ABOUT THIS EXERCISE
If a line in the listing below contains "аппаратура", return that line.

DATASET ENTRIES
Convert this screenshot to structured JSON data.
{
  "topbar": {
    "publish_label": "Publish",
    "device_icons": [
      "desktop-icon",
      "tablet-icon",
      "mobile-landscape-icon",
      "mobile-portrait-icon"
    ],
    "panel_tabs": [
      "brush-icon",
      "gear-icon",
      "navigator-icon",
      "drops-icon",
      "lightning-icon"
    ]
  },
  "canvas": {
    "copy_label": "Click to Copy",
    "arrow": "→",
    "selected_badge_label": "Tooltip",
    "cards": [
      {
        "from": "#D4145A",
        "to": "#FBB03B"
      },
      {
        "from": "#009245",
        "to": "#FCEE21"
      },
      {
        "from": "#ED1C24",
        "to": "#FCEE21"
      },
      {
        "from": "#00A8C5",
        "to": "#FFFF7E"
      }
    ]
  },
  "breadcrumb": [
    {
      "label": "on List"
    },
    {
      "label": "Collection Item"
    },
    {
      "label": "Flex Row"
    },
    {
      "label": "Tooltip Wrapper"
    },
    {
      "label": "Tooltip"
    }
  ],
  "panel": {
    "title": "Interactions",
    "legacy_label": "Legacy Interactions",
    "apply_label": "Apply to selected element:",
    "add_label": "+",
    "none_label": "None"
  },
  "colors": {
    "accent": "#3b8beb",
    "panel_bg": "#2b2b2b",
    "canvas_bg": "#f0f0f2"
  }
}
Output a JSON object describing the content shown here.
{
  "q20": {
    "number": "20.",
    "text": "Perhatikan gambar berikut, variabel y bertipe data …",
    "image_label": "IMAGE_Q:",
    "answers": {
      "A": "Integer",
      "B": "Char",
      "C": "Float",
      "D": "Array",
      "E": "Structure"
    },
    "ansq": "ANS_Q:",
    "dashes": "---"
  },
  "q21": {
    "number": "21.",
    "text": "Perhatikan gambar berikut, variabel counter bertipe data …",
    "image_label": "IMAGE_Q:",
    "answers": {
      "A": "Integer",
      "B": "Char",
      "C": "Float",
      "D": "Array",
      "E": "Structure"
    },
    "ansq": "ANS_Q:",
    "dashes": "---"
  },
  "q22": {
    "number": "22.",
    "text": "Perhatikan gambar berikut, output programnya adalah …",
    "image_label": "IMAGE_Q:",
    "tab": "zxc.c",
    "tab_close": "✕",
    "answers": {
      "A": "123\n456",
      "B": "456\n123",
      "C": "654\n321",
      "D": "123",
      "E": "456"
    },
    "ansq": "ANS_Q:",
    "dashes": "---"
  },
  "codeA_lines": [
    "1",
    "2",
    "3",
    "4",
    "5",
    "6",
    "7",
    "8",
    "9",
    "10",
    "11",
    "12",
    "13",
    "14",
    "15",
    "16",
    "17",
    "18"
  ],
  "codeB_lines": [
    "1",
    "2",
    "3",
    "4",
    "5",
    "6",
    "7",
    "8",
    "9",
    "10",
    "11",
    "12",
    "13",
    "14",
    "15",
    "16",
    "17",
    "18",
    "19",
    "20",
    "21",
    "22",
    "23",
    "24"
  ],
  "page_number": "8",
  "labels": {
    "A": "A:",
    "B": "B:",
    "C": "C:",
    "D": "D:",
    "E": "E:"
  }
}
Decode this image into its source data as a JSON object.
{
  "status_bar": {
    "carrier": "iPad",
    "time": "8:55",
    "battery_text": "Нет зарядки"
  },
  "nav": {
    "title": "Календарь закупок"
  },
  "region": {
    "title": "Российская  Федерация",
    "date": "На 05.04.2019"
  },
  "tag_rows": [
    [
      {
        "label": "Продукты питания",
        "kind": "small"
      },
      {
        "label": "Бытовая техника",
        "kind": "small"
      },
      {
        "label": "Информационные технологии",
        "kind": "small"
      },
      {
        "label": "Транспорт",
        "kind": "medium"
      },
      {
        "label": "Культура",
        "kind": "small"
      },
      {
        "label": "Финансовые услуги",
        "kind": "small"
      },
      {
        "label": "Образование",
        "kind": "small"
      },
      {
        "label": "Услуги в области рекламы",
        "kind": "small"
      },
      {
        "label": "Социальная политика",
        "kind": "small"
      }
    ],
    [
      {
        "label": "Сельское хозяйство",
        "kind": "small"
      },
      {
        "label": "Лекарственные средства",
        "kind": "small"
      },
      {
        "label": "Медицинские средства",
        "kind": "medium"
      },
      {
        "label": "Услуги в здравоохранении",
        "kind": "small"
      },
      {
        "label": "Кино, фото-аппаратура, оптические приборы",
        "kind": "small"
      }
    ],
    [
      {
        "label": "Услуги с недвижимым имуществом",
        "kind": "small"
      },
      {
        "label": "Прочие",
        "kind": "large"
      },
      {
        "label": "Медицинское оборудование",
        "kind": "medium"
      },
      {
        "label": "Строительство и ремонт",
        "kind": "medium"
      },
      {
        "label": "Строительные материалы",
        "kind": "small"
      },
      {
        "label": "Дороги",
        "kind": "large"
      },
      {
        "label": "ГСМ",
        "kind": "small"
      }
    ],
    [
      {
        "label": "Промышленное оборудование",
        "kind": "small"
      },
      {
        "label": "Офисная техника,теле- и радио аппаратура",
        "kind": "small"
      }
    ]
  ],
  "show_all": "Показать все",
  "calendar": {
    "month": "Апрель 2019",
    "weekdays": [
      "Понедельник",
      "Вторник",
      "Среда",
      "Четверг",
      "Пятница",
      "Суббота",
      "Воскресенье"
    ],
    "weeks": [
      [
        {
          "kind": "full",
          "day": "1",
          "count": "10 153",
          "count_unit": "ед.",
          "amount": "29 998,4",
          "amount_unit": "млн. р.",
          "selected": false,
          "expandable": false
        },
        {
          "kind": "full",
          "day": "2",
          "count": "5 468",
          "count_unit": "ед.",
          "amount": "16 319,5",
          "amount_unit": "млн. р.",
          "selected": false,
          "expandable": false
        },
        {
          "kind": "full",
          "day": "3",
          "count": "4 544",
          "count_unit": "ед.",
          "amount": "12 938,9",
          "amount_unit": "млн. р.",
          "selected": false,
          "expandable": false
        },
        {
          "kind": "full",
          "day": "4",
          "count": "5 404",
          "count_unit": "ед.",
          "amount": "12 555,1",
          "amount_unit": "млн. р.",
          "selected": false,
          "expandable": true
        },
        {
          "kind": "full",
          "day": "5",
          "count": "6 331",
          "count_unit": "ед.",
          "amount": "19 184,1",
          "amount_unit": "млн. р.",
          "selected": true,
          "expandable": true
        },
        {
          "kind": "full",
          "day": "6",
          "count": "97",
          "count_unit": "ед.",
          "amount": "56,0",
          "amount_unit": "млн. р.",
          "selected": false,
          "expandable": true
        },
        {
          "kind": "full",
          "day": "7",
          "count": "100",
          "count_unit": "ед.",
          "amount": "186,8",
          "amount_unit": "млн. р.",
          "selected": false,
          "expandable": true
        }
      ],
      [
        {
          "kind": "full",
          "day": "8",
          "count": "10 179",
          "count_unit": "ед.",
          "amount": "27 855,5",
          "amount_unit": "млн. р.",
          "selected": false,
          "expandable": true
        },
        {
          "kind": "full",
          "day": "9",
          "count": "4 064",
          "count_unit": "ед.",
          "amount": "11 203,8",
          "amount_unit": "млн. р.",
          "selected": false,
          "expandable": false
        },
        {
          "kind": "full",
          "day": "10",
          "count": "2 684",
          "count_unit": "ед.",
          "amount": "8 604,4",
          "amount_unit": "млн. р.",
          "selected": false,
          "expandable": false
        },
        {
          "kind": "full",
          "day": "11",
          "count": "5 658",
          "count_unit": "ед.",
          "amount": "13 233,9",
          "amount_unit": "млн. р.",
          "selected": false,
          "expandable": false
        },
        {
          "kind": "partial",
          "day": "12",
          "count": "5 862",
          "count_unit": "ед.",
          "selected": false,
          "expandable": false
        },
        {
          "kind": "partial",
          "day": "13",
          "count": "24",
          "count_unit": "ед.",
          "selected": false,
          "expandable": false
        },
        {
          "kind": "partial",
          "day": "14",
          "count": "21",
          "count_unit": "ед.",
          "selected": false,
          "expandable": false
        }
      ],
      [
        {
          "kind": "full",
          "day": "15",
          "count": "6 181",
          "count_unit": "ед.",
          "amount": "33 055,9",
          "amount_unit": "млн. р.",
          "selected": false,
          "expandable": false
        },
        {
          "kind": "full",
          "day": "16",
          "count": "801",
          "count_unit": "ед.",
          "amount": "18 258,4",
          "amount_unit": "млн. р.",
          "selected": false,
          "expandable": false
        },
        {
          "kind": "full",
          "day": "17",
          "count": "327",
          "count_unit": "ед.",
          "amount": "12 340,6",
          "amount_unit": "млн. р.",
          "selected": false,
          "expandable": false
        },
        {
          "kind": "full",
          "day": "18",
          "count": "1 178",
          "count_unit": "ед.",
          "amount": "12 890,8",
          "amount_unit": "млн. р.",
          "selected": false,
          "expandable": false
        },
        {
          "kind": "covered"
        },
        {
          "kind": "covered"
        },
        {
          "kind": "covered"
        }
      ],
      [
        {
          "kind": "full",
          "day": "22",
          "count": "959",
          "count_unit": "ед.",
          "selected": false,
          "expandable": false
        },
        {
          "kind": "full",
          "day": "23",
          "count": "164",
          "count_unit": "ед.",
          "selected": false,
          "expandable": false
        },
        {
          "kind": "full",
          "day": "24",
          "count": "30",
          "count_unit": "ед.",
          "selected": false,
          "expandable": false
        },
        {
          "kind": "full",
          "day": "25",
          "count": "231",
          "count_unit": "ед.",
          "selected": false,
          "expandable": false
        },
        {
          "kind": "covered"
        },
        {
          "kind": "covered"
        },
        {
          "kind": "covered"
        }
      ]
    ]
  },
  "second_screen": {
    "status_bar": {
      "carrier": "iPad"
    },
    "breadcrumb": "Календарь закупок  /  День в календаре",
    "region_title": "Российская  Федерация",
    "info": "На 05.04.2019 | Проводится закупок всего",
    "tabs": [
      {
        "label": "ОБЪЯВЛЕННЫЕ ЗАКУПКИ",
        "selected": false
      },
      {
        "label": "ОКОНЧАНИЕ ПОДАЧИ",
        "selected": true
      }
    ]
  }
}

RESPONSE
        "label": "Кино, фото-аппаратура, оптические приборы",
        "label": "Офисная техника,теле- и радио аппаратура",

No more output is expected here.